In gambling, a slot is a spinning reel that pays out credits when certain symbols line up on the payline. The amount of credits won depends on the type of slot and how much is wagered. Some slots offer different bonus rounds and additional symbols that can increase the amount won.
With the advent of electronic slot machines, manufacturers have been able to adjust the odds of specific symbols appearing on a payline in order to maximize profits. They do this by changing the frequency of symbols that appear on a given reel, or by altering the number of stops on a physical reel.

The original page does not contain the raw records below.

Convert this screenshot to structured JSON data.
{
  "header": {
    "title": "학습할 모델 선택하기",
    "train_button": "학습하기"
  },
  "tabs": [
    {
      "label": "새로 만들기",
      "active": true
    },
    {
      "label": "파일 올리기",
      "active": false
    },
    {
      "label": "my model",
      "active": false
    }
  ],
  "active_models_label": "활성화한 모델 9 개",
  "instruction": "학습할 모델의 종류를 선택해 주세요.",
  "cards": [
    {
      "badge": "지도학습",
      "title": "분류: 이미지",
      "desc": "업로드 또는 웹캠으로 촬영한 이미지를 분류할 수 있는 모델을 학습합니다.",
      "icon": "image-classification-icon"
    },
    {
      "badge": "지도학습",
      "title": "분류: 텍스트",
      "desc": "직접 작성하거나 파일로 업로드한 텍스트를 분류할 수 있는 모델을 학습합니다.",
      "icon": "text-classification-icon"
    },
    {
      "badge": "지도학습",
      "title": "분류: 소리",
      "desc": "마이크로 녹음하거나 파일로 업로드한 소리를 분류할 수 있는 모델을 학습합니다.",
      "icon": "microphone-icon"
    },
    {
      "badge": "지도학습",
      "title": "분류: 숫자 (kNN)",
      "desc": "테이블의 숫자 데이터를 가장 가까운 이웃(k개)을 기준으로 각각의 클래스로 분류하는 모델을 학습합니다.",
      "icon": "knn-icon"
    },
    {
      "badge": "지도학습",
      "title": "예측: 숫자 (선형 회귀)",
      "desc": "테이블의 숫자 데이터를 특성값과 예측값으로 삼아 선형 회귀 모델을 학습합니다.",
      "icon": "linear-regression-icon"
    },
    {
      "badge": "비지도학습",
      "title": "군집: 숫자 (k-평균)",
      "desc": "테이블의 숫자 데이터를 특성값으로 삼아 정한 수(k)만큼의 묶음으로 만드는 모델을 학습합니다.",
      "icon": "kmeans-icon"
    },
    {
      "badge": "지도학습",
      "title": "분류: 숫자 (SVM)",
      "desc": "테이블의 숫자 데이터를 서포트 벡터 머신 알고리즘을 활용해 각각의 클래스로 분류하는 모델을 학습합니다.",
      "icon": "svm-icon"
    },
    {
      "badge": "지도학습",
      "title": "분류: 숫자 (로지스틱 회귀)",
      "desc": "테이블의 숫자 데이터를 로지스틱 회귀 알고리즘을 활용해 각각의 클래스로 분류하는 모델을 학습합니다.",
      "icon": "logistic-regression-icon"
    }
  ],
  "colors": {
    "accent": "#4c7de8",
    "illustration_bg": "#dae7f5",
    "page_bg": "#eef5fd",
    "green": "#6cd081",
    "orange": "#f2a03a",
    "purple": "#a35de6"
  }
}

In modern video slots, the probability of winning is determined by a mathematical formula that takes into account how often each symbol appears on a reel and how frequently it must be hit to trigger a prize. This information is compiled by the slot machine manufacturer and provided to players in a help menu. Some casinos also provide an RTP, or return to player percentage, which indicates the average amount of money a slot machine returns to its players. A slot’s volatility, or risk/reward ratio, is also an important consideration when choosing a game to play. A low volatility slot will pay out often but with smaller wins, while a high volatility slot may only payout rarely, but when it does, the amounts will be large.